along the chord of a wing/airfoil section, which portion of it creates the most friction drag through the boundary layer? Is it in the fore section, close to the stagnation point? or the aft section


1 Answer 1


It depends on the airfoil and the free stream conditions, but some general trends can be observed.

First, skin friction drag is dominated by viscous effects, so the laminar or turbulent quality of the layer is important. Laminar layers are less draggy that turbulent ones, mostly by merit of being thinner. This means that the leading edge will often suffer less viscous drag until the boundary layer transitions from laminar to turbulent, which may happen next to the stagnation point or further downstream. The layer will then continue to grow, so, for attached flow without re-circulation bubbles, the friction maximum can be expected to be near the trailing edge (not necessarily on it).

Second, for this viscous friction to be drag in the usual sense, it has to provide a force opposed to the direction of flight, so one would integrate its product with such a vector along the surface of the airfoil. This would mean, again, that the leading edge contributes less than its fair share, as friction forces directed up or down relative to the free airstream are not drag.

So the general answer would be that the aft part of an airfoil provides a larger friction drag contribution than the fore.

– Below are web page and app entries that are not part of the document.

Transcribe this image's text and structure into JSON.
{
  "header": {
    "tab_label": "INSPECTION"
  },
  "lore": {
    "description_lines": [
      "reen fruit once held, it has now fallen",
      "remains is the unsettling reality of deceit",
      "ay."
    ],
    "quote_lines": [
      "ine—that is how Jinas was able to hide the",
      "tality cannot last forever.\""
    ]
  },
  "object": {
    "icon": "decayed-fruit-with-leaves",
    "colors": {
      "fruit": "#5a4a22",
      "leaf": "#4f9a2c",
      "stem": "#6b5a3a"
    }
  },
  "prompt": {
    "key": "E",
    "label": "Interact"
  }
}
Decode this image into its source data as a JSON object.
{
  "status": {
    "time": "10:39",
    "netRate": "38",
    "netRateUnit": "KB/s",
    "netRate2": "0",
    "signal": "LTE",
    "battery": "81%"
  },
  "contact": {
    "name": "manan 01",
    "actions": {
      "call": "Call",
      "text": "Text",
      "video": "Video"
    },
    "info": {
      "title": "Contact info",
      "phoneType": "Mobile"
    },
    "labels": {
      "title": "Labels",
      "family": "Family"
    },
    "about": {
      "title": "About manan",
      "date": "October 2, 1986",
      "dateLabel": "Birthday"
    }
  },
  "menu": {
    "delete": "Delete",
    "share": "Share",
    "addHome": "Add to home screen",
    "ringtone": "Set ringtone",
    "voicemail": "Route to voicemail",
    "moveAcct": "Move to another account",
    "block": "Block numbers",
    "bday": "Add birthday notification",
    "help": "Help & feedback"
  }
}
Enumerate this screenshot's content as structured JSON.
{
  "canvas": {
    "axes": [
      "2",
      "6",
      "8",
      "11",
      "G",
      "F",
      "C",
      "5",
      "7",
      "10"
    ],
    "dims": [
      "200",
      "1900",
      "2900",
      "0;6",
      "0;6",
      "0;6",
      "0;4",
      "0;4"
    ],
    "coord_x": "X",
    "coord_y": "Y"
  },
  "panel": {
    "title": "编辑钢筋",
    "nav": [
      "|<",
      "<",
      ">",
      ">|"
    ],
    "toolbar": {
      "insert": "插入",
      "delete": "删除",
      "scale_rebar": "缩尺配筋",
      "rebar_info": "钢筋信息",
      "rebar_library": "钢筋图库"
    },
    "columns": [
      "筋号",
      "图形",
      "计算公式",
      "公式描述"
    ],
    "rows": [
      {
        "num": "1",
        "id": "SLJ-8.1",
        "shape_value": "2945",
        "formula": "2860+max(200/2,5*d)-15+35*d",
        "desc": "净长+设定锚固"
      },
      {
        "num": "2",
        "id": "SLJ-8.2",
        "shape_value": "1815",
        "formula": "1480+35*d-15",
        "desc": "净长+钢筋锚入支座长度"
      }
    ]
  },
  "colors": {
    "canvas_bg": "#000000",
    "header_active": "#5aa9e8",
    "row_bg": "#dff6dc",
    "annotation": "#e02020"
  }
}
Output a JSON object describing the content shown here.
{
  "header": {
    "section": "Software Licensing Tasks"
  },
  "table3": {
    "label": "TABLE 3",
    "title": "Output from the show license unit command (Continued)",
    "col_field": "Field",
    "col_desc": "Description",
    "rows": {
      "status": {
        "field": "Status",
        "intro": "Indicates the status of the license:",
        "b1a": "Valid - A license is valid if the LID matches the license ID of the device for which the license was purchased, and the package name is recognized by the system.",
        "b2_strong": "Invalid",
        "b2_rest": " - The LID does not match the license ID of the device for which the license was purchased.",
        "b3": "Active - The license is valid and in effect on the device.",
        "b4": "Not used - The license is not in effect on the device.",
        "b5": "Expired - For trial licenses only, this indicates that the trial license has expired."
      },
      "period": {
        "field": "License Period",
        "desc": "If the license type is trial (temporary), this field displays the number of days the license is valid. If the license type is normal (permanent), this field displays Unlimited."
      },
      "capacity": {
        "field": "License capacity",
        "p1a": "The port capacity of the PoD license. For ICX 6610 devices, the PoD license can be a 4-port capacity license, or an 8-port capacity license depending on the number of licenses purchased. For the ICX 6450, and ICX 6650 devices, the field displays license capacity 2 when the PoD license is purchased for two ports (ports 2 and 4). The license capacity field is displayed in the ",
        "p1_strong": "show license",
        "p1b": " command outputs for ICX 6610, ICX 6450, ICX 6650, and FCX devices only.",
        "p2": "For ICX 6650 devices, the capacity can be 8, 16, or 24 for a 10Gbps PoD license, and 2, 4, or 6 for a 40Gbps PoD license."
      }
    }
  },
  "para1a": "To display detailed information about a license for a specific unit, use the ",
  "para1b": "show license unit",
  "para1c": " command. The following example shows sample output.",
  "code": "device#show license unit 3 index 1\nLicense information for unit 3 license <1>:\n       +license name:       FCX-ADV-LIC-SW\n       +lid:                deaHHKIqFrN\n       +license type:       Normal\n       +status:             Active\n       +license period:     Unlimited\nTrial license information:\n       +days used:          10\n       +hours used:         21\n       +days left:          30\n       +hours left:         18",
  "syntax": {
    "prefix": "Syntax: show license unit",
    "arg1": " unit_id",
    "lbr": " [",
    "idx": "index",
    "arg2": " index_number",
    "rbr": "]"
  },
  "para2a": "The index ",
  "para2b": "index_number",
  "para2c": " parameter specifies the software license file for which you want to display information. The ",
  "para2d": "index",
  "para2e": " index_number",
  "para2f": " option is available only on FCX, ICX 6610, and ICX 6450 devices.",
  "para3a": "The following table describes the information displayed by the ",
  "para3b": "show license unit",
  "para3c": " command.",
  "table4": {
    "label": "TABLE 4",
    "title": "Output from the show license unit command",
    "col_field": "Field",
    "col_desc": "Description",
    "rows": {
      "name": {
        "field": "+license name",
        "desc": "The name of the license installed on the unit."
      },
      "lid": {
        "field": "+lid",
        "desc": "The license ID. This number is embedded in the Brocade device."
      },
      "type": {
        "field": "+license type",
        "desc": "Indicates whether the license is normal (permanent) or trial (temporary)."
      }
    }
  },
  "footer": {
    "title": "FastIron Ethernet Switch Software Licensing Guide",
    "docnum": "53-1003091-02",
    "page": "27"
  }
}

You must log in to answer this question.

Not the answer you're looking for? Browse other questions tagged .